* _GOAL OF THE EXERCISE_: Wherever a picture appears in the data below, omit it, and restate everything else word for word.

BEGIN DATASET

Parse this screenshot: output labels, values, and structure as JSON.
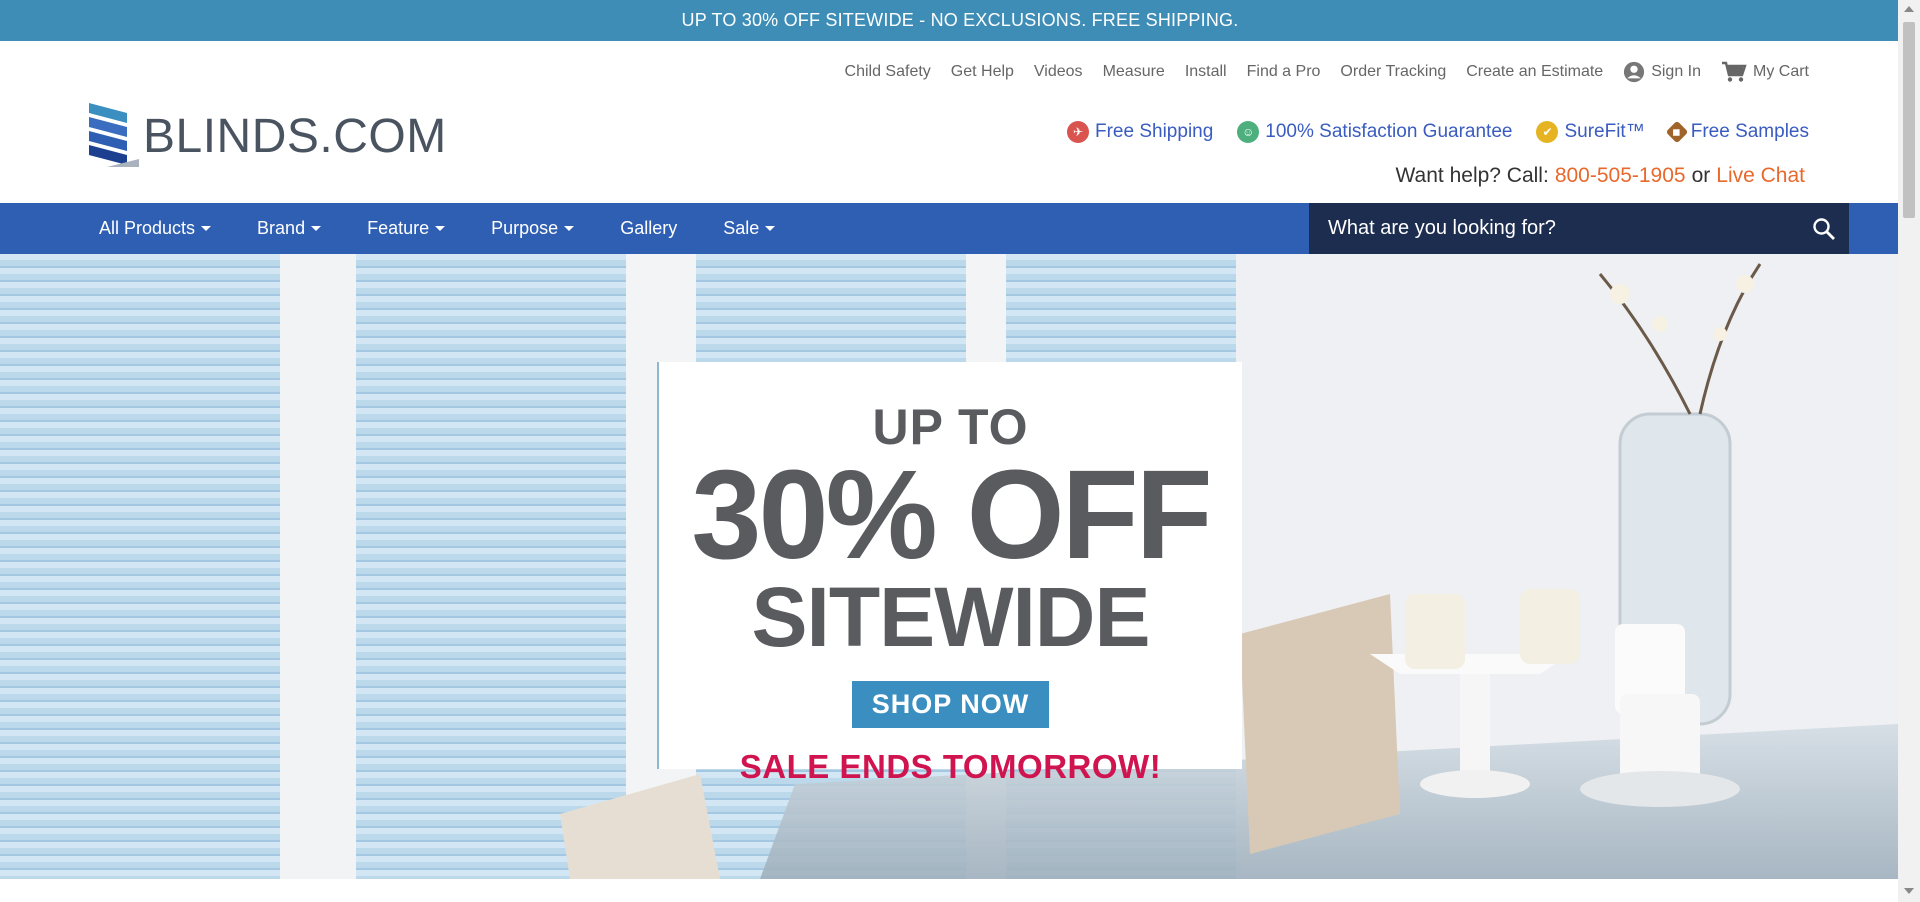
{
  "promo_bar": {
    "text": "UP TO 30% OFF SITEWIDE - NO EXCLUSIONS. FREE SHIPPING."
  },
  "util_nav": {
    "items": [
      "Child Safety",
      "Get Help",
      "Videos",
      "Measure",
      "Install",
      "Find a Pro",
      "Order Tracking",
      "Create an Estimate"
    ],
    "sign_in": "Sign In",
    "cart": "My Cart"
  },
  "logo": {
    "text": "BLINDS.COM"
  },
  "benefits": [
    "Free Shipping",
    "100% Satisfaction Guarantee",
    "SureFit™",
    "Free Samples"
  ],
  "help": {
    "prefix": "Want help? Call:",
    "phone": "800-505-1905",
    "or": "or",
    "chat": "Live Chat"
  },
  "main_nav": {
    "items": [
      {
        "label": "All Products",
        "dropdown": true
      },
      {
        "label": "Brand",
        "dropdown": true
      },
      {
        "label": "Feature",
        "dropdown": true
      },
      {
        "label": "Purpose",
        "dropdown": true
      },
      {
        "label": "Gallery",
        "dropdown": false
      },
      {
        "label": "Sale",
        "dropdown": true
      }
    ]
  },
  "search": {
    "placeholder": "What are you looking for?"
  },
  "hero": {
    "up_to": "UP TO",
    "percent": "30% OFF",
    "sitewide": "SITEWIDE",
    "button": "SHOP NOW",
    "ends": "SALE ENDS TOMORROW!"
  },
  "colors": {
    "promo_bg": "#3d8db7",
    "nav_bg": "#2f5fb3",
    "search_bg": "#1c2d4f",
    "accent": "#e8692c",
    "link": "#3a5cc0",
    "sale_red": "#d0144f"
  }
}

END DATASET

* _ANSWER TO THIS PROBLEM_:
Parse this screenshot: output labels, values, and structure as JSON.
{
  "promo_bar": {
    "text": "UP TO 30% OFF SITEWIDE - NO EXCLUSIONS. FREE SHIPPING."
  },
  "util_nav": {
    "items": [
      "Child Safety",
      "Get Help",
      "Videos",
      "Measure",
      "Install",
      "Find a Pro",
      "Order Tracking",
      "Create an Estimate"
    ],
    "sign_in": "Sign In",
    "cart": "My Cart"
  },
  "logo": {
    "text": "BLINDS.COM"
  },
  "benefits": [
    "Free Shipping",
    "100% Satisfaction Guarantee",
    "SureFit™",
    "Free Samples"
  ],
  "help": {
    "prefix": "Want help? Call:",
    "phone": "800-505-1905",
    "or": "or",
    "chat": "Live Chat"
  },
  "main_nav": {
    "items": [
      {
        "label": "All Products",
        "dropdown": true
      },
      {
        "label": "Brand",
        "dropdown": true
      },
      {
        "label": "Feature",
        "dropdown": true
      },
      {
        "label": "Purpose",
        "dropdown": true
      },
      {
        "label": "Gallery",
        "dropdown": false
      },
      {
        "label": "Sale",
        "dropdown": true
      }
    ]
  },
  "search": {
    "placeholder": "What are you looking for?"
  },
  "hero": {
    "up_to": "UP TO",
    "percent": "30% OFF",
    "sitewide": "SITEWIDE",
    "button": "SHOP NOW",
    "ends": "SALE ENDS TOMORROW!"
  },
  "colors": {
    "promo_bg": "#3d8db7",
    "nav_bg": "#2f5fb3",
    "search_bg": "#1c2d4f",
    "accent": "#e8692c",
    "link": "#3a5cc0",
    "sale_red": "#d0144f"
  }
}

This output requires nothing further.